Bridging Islands

You just don’t leave anyone behind. If it’s helping them cross over their language barrier, cross over their shyness, helping them to cross over their struggles. You don’t leave them behind. You do what you can to get them across.


DSC_3360bArianna Moreno is a 19-year-old student at Seminole State College with a deep connection to Hope CommUnity Center. She came to the Center as a shy teenager who found it difficult to connect with her peers. HCC helped to guide her through a journey of self-discovery and personal transformation.

Arianna’s shyness came from being the daughter of two immigrant parents. Though she was born in the U.S., Arianna remembers her family experiencing challenges that few of her friends went through, including her parents struggling through difficult labor conditions at a local nursery and her mom not being allowed to chaperone for field trips. It was difficult for her to understand why her parents had different experiences than the rest of her friends’ parents.

While in high school, Arianna attended the Sin Fronteras Youth Group (Youth Group Without Borders). The connections she made there helped Arianna to realize the importance of her own story. It was a safe place for her to connect to others her age that were struggling with their own and/or their family’s immigration status.

She reflects on a memorable activity she participated in during her time with the Sin Fronteras Youth Group, La Isla, or The Island:

They had tape on the floor… different shapes. Smart people island, funny people island, pretty people island. Everyone picked the island that they thought represented them the most. Miss Nilka would scream out, ‘the Island of the Pretty Ones is drowning!’ We would help people off of their sinking island and pack them into our own island…

Arianna says that her transformation at Hope began when Director of Youth and Family Services, Nilka Melendez, listened to her story and related. Connecting with others in her situation made Arianna say to herself, “Oh, now I get it.” It helped her to realize that she is not the only person to experience the type of immigration issues her family faces.

Arianna continued her reflection of The Island activity:

The thing is just helping each other. No matter what, you would take someone into your island. Even if they’re squished. That’s how the Youth Group was. You have to help that person get across. No matter what…
Hope CommUnity Center helped to pull Arianna out of her own personal island. She finally understood why her parents were treated differently. As a member of the Youth Group Leadership Board, she facilitated group activities, like La Isla. It was her moment in the Youth Group to connect with others that were shy, isolated, or otherwise needed help understanding their own story. Arianna reflects on the meaning of The Island activity:

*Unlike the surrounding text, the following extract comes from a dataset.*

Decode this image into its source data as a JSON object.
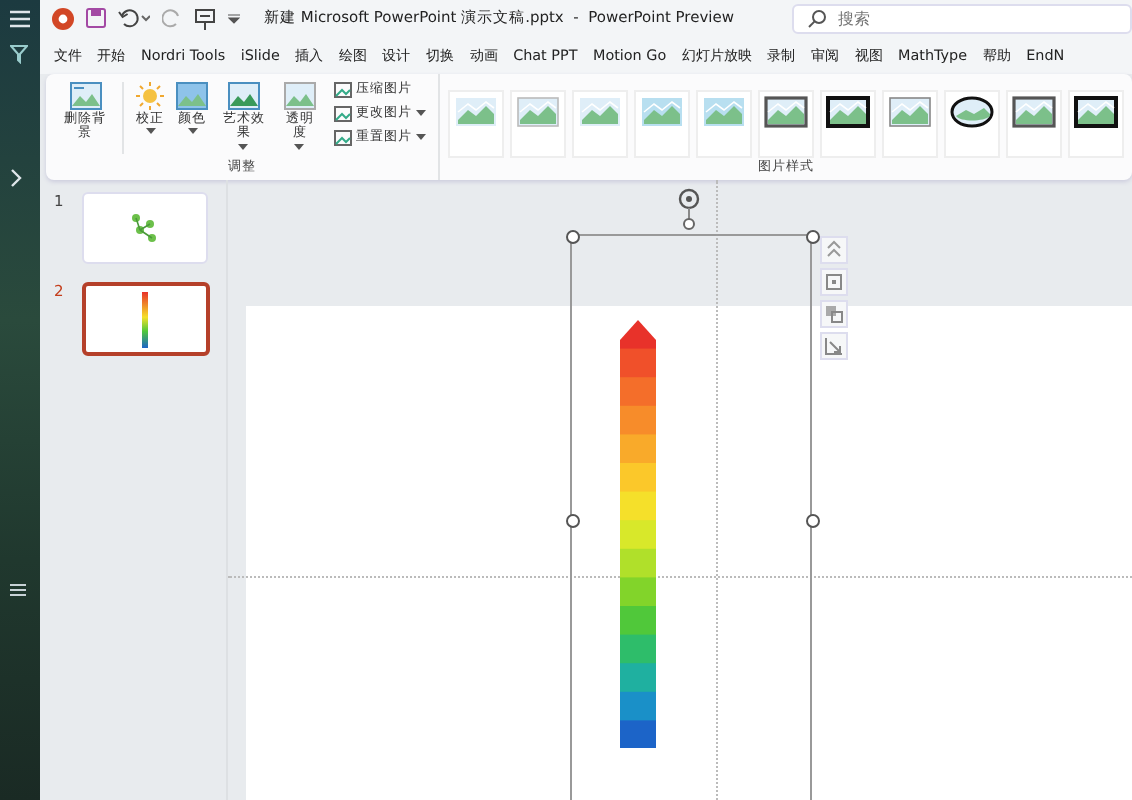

When you look at the deeper meaning, you just don’t leave anyone behind. If it’s helping them cross over their language barrier, cross over their shyness, helping them to cross over their struggles. You don’t leave them behind. You do what you can to get them across.
DSC_3350bIt is this spirit that motivates Arianna to keep volunteering at Hope. She is a tutor for two Adelante Caminantes students who are applying for asylum from Venezuela. Her two students are brothers adapting to a new country. They miss home but appreciate the opportunities here. Arianna in many ways can connect to their struggles as immigrants and appreciates the opportunity she has to work with the brothers and help them succeed in the U.S.

Arianna is studying at Seminole State College to become a nurse. She is a recipient of the Hope scholarship, which helped her to pay for books, supplies, and tuition. Her story of self-discovery and empowerment is, like many stories at HCC, intertwined with lifting up others and inviting them to share new islands.

 

2019-01-23T13:34:23-05:00March 21st, 2016|Announcements, Educational Services|0 Comments